Editor’s Note: My mom watched over Dylan one night last week and I asked her if she wanted to write about her experiences. She said she would think about it and then she sent me a 50,000 word (this is a slight exaggeration) Magnus Opus. My mother lived when people actually read Victorian novels for fun (Victorian times) and tends to tell five-minute stories in twenty minutes. “Your cousin, Leroy, his wife is Jane, they have the three kids with eleven toes, the ones who live in Kansas, you know, we visited them in the summer of…what summer was that Dave? No, it wasn’t. Aunt Martha was still alive then and she was there, so it couldn’t be then. Anyway, Leroy bought a pipe wrench.” Most of her stories are a combination of who is related to who and arguing with my father about some minor detail for so long that we all forget what she was talking about in the first place. The full text will be available when the BluRay is released. Now, with that said, I love my mom and her quirky storytelling. (Side note: Dylan was told yesterday that we could be sent home for a few days starting today or tomorrow. Here’s to hoping the next time you hear from me we will be home.)
Dylan has been the grandson that we have lived closest to as he and his sister Emma have grown up. When we first moved to Port Townsend, Dylan was about 8 months old. He was tired and pretty cranky and I was able to sit and rock with him. It was pure joy just to be holding this guy. It is a little difficult to do this now but on occasion he will say, “Grandma will you rub my back?” And what’s a Grandma to do but rub his back! As he grew, he loved to be outside and had this great imagination. We have a huge split boulder in our backyard. When Dylan was younger he would grab some tall grasses and go “feed the dinosaur.” I don’t believe he was ever outside without a stick or something in his hand. He seemed to be in perpetual motion. He knew where the toys were kept in the closet or would get out a game to play. I think his favorite were the Army Men that used to be his Dad’s. He enjoyed going up the trail to explore the neighbor’s bird sanctuary. His favorite thing to eat was a tuna fish sandwich and plenty of fruit. As he grew older, he helped chop and carry wood, go with Grandpa to get a loads of dirt and dump wheelbarrow loads in the garden area. He was not afraid of hard work and sure helped us out. We made many trips to see him play basketball in Sequim. I had thought my bench sitting had stopped with my own 4 but when it comes to grandchildren, there is nothing more encouraging than to be there. There have been some down times as well for him. He might come over and would soon be asleep on our sofa. I am not sure he is fed mashed potatoes at home so when he comes I always make twice the amount needed for he will eat it all. I have been so proud of his writing-especially when he was published in the TIDEPOOLS 2012 Issue Art Lit and Music publication pg. 63 from Peninsula College when he was in High School. I know that at some point Dylan will again be contributing his own unique style in his creative endeavors. It has been great fun to see him develop into the individual he is and to be able to share in his journey in a very small way.
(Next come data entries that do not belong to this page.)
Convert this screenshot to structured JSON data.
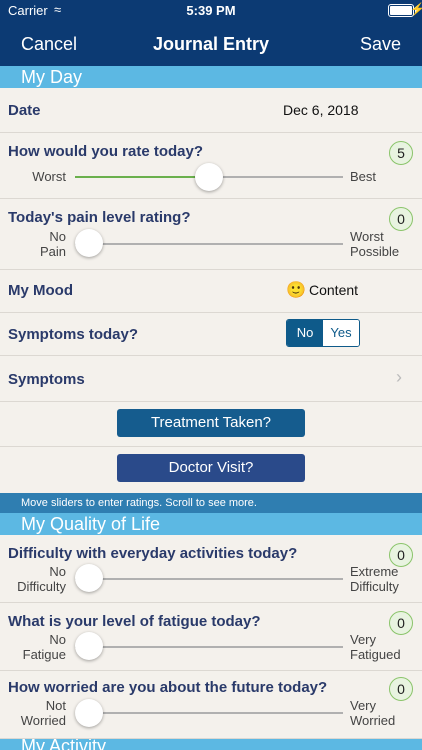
{
  "status": {
    "carrier": "Carrier",
    "time": "5:39 PM"
  },
  "nav": {
    "cancel": "Cancel",
    "title": "Journal Entry",
    "save": "Save"
  },
  "sections": {
    "my_day": "My Day",
    "quality": "My Quality of Life",
    "activity": "My Activity"
  },
  "date": {
    "label": "Date",
    "value": "Dec 6, 2018"
  },
  "rating": {
    "question": "How would you rate today?",
    "value": "5",
    "left": "Worst",
    "right": "Best",
    "level": 0.5
  },
  "pain": {
    "question": "Today's pain level rating?",
    "value": "0",
    "left": "No Pain",
    "right": "Worst Possible"
  },
  "mood": {
    "label": "My Mood",
    "emoji": "🙂",
    "value": "Content"
  },
  "symptoms_today": {
    "label": "Symptoms today?",
    "no": "No",
    "yes": "Yes",
    "selected": "No"
  },
  "symptoms": {
    "label": "Symptoms"
  },
  "buttons": {
    "treatment": "Treatment Taken?",
    "doctor": "Doctor Visit?"
  },
  "hint": "Move sliders to enter ratings. Scroll to see more.",
  "difficulty": {
    "question": "Difficulty with everyday activities today?",
    "value": "0",
    "left_1": "No",
    "left_2": "Difficulty",
    "right_1": "Extreme",
    "right_2": "Difficulty"
  },
  "fatigue": {
    "question": "What is your level of fatigue today?",
    "value": "0",
    "left_1": "No",
    "left_2": "Fatigue",
    "right_1": "Very",
    "right_2": "Fatigued"
  },
  "worried": {
    "question": "How worried are you about the future today?",
    "value": "0",
    "left_1": "Not",
    "left_2": "Worried",
    "right_1": "Very",
    "right_2": "Worried"
  },
  "pain_labels": {
    "left_1": "No",
    "left_2": "Pain",
    "right_1": "Worst",
    "right_2": "Possible"
  },
  "colors": {
    "nav": "#0c3a73",
    "section": "#5cb8e3",
    "accent": "#0e5a8a",
    "slider_fill": "#6ab04c"
  }
}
So when I was asked to be the designated Dylan sitter, I felt I could check out the staff and care of another hospital. I was not disappointed. I did not sleep much, that was not due to the fact that it was uncomfortable but that Dylan was doing his best to keep me up all night. I think he thought, well we will see how well Grandma does with this business of being in the hospital. The hospital bed was one where when you sit down it moves and changes and when you change positions it moves again. I felt like I was on a raft in gentle water inflating and deflating. So every time I got up, it changed. I had expected to fall asleep but soon Dylan was up to the bathroom. You see, his kidneys are back again to functioning and they were pushing fluids per the port to get his system down to normal levels. I know that he was up every hour to hour and a half all night long. That takes energy and he was just a real trooper. I don’t think he had to call me to wake me but he would start to get out of bed and I would hear him and I was soon up too. He needed to put on his slippers, unplug the IV pole, walk a few feet, open the door and push the IV pole into the bathroom, close the door and pee. This was the routine all night long.
Morning came with clouds covering Mt. Rainer. I had hoped that one of the benefits would be a clear view of the majestic peak that thrills me whenever I see it. No dice. Dylan was sleeping so I told the nurse Tanya that I was going down for breakfast. I took my book and read while I ate scrambled eggs, bacon, and drank some decaf. It was very quiet in the place—some of the maintenance staff were there and a lonely security guard. I read and ate. went back up to the room and was very surprised to find Jon and Cheryl back by 8:30AM. I was greeted by Jon saying, “Dylan said you passed muster.”
I am indeed as impressed with how my son, Jon and daughter in law Cheryl, granddaughter Emma are responding to this difficult adventure that has drastically changed their life in a few short moments time. Even in this God’s Blessings flow.
Categories: The Longest Journey